As a result of the growth, food delivery aggregators like Meituan, Ele.me and Baidu Waimai, the three dominant players, can tell you a lot about what people in China eat and when.
Late night orders, between 8pm and 6am, for example, are growing. Their share in overall orders more than tripled between 2015 and 2016, according to data from Ele.me. Spicy hot pot ingredients, shredded potato, preserved egg and pork congee, fried chicken, and hamburgers were among the most popular late-night food orders since January this year.
Meanwhile, another food, usually consumed with icy beer on hot summer nights, is gaining popularity as a bedtime snack star, according to Meituan (link in Chinese). Last year alone China consumed 879,300 tons of crawfish, though not only online. There are some 17,670 crawfish restaurants, according to Meituan, or about three times of the number of KFC outlets in China.

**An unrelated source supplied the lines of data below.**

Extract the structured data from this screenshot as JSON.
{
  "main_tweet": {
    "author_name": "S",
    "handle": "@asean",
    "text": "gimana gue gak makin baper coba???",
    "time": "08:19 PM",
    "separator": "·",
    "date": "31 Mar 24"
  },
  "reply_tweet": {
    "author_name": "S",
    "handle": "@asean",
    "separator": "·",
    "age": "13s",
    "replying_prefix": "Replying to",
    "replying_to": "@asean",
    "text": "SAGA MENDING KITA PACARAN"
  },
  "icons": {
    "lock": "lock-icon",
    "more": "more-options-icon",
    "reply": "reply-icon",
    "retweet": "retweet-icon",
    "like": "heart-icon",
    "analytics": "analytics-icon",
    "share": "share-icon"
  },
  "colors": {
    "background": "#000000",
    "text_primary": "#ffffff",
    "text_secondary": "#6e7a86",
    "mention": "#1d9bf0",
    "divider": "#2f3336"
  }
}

Food delivery apps saw particular spikes at two key moments over the past year. During the 2016 Olympic Games, late-night snack orders on Ele.me got a boost. On August 20, when Chen Long met Lee Chong Wei in the badminton final, late-night orders jumped by 22% (link in Chinese)—which conjures up an image of people jumping up, and waving their fried chicken drumsticks to cheer Chen’s victory.
Orders also saw a surge (link in Chinese) the night before the annual online shopping extravaganza on Nov. 11, spearheaded by e-commerce giant Alibaba but adopted by other firms now, as people prepared to stay awake through the night and shop obsessively for discounted goods.